SLAVIC PANTHEON
Divinities in the mythology and
demonology of the Early Slavs

SUPERIOR DEITIES
A. FATHER OF THE GODS SVAROG—the primeval, uncreated and eternal deitydemiurge, All-father, as well as the personification of the sustaining principle, his name being cognate with the Sanskrit svar, 'bright clear or shining'; the artificer of the world who has withdrawn from outer activity
B. SVAROZHICH (Svarogich)—the supreme elemental god and Svarog's son, who was believed to preside over all the gods
C. Other supreme native divinities—GODS
PERUN (Pyerun)—god of thunder and lightning, also of war and agriculture; his Norse and Teutonic counterpart is Thor(r), also known as Donar; Thursday is named after him while Wednesday comes from Odin's name (Thor's divine father), also spelled 'Woden'
RADEGAST (Radhost)—a god of evening stars, fires and star light; presumably just an aspect of Svantovit
DAZHBOG—a sky-deity, the god of light and fire, the giver of warmth, Svarog's son; believed to rule over the twelve kingdoms of the Zodiac, served by the two Auroras (Zorya, Zvezda)
SVANTOVIT (Sventovit)—the principal deity of the Slavonic Balts; god of gods; the god of husbandmen, prophesy and war; father of the Sun and fire; a white stallion, sacred to Svantovit and a means of divination, was kept in his chief temple at Arkona
D. Other higher divinities—GODS
VELES (Plentiful)—the god of the underworld and harvest, also the patron god of farm cattle
STRIBOG (Striborg)—the god of space, air and wind
ROD (One Who Promotes Birth)—once a universal god, he was toppled from his position by Perun to be worshipped as a male deity of primeval fertility; protector of the home
SIM & RYGL—twin deities, see SIMARGL

-154-

Notes for this page

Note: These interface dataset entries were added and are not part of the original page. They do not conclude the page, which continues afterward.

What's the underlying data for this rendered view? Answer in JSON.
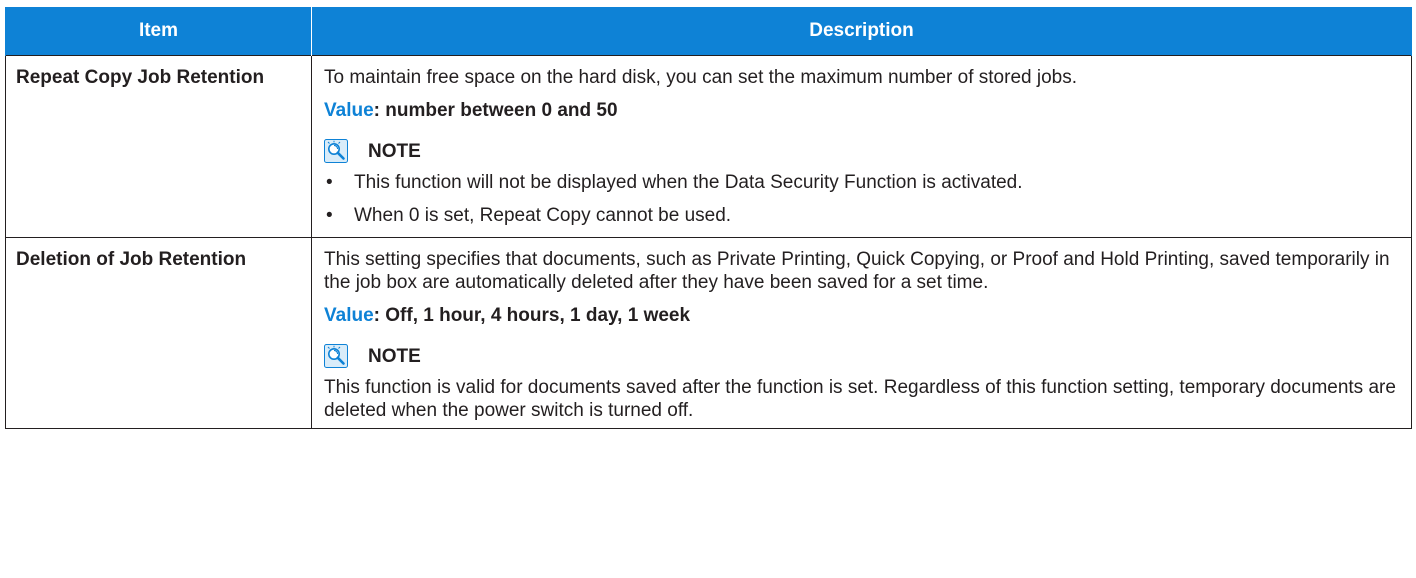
{
  "table": {
    "header_item": "Item",
    "header_description": "Description",
    "header_color": "#0e82d6"
  },
  "rows": [
    {
      "item": "Repeat Copy Job Retention",
      "description": "To maintain free space on the hard disk, you can set the maximum number of stored jobs.",
      "value_label": "Value",
      "value_text": ": number between 0 and 50",
      "note_icon": "note-magnifier-icon",
      "note_label": "NOTE",
      "note_bullets": [
        "This function will not be displayed when the Data Security Function is activated.",
        "When 0 is set, Repeat Copy cannot be used."
      ]
    },
    {
      "item": "Deletion of Job Retention",
      "description": "This setting specifies that documents, such as Private Printing, Quick Copying, or Proof and Hold Printing, saved temporarily in the job box are automatically deleted after they have been saved for a set time.",
      "value_label": "Value",
      "value_text": ": Off, 1 hour, 4 hours, 1 day, 1 week",
      "note_icon": "note-magnifier-icon",
      "note_label": "NOTE",
      "note_text": "This function is valid for documents saved after the function is set. Regardless of this function setting, temporary documents are deleted when the power switch is turned off."
    }
  ],
  "bullet_glyph": "•"
}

Add a new note
If you are trying to select text to create highlights or citations, remember that you must now click or tap on the first word, and then click or tap on the last word.
One moment ...
Default project is now your active project.
Project items

Items saved from this book

This book has been saved
Highlights (0)
Some of your highlights are legacy items.

Highlights saved before July 30, 2012 will not be displayed on their respective source pages.

You can easily re-create the highlights by opening the book page or article, selecting the text, and clicking “Highlight.”

Citations (0)
Some of your citations are legacy items.

Any citation created before July 30, 2012 will labeled as a “Cited page.” New citations will be saved as cited passages, pages or articles.

We also added the ability to view new citations from your projects or the book or article where you created them.

Notes (0)
Bookmarks (0)

You have no saved items from this book

Project items include:
  • Saved book/article
  • Highlights
  • Quotes/citations
  • Notes
  • Bookmarks
Notes
Cite this page

Cited page

Style
Citations are available only to our active members.
Sign up now to cite pages or passages in MLA, APA and Chicago citation styles.

(Einhorn, 1992, p. 25)

(Einhorn 25)

1

1. Lois J. Einhorn, Abraham Lincoln, the Orator: Penetrating the Lincoln Legend (Westport, CT: Greenwood Press, 1992), 25, http://www.questia.com/read/27419298.

Cited page

Bookmark this page
Slavic Myths
Table of contents

Table of contents

Settings

Settings

Typeface
Text size Smaller Larger Reset View mode
Search within

Search within this book

Look up

Look up a word

  • Dictionary
  • Thesaurus
Please submit a word or phrase above.
Print this page

Print this page

Why can't I print more than one page at a time?

Full screen
/ 166

matching results for page

Cited passage

Style
Citations are available only to our active members.
Sign up now to cite pages or passages in MLA, APA and Chicago citation styles.

"Portraying himself as an honest, ordinary person helped Lincoln identify with his audiences." (Einhorn, 1992, p. 25).

"Portraying himself as an honest, ordinary person helped Lincoln identify with his audiences." (Einhorn 25)

"Portraying himself as an honest, ordinary person helped Lincoln identify with his audiences."1

1. Lois J. Einhorn, Abraham Lincoln, the Orator: Penetrating the Lincoln Legend (Westport, CT: Greenwood Press, 1992), 25, http://www.questia.com/read/27419298.

Cited passage

Thanks for trying Questia!

Please continue trying out our research tools, but please note, full functionality is available only to our active members.

Your work will be lost once you leave this Web page.

For full access in an ad-free environment, sign up now for a FREE, 1-day trial.

Already a member? Log in now.